MATERIAL SUPPLIED section start

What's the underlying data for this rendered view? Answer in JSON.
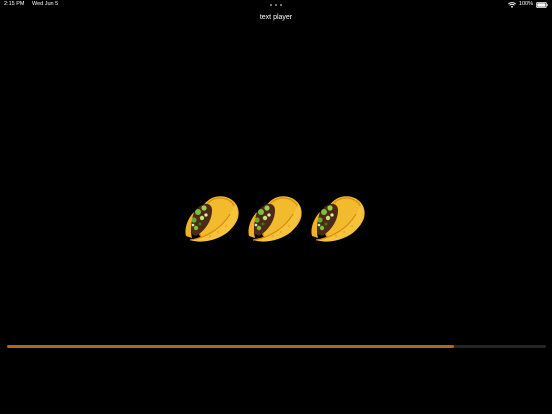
{
  "status_bar": {
    "time": "2:15 PM",
    "date": "Wed Jun 5",
    "battery_label": "100%",
    "wifi_icon": "wifi-icon",
    "battery_icon": "battery-icon"
  },
  "header": {
    "title": "text player"
  },
  "content": {
    "emojis": [
      {
        "char": "🌮",
        "name": "taco"
      },
      {
        "char": "🌮",
        "name": "taco"
      },
      {
        "char": "🌮",
        "name": "taco"
      }
    ]
  },
  "playback": {
    "progress": 0.83,
    "fill_color": "#b5661c",
    "track_color": "#262626"
  }
}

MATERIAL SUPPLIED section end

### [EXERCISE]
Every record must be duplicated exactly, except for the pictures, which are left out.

### [SOLUTION TO THIS PROBLEM]
What's the underlying data for this rendered view? Answer in JSON.
{
  "status_bar": {
    "time": "2:15 PM",
    "date": "Wed Jun 5",
    "battery_label": "100%",
    "wifi_icon": "wifi-icon",
    "battery_icon": "battery-icon"
  },
  "header": {
    "title": "text player"
  },
  "content": {
    "emojis": [
      {
        "char": "🌮",
        "name": "taco"
      },
      {
        "char": "🌮",
        "name": "taco"
      },
      {
        "char": "🌮",
        "name": "taco"
      }
    ]
  },
  "playback": {
    "progress": 0.83,
    "fill_color": "#b5661c",
    "track_color": "#262626"
  }
}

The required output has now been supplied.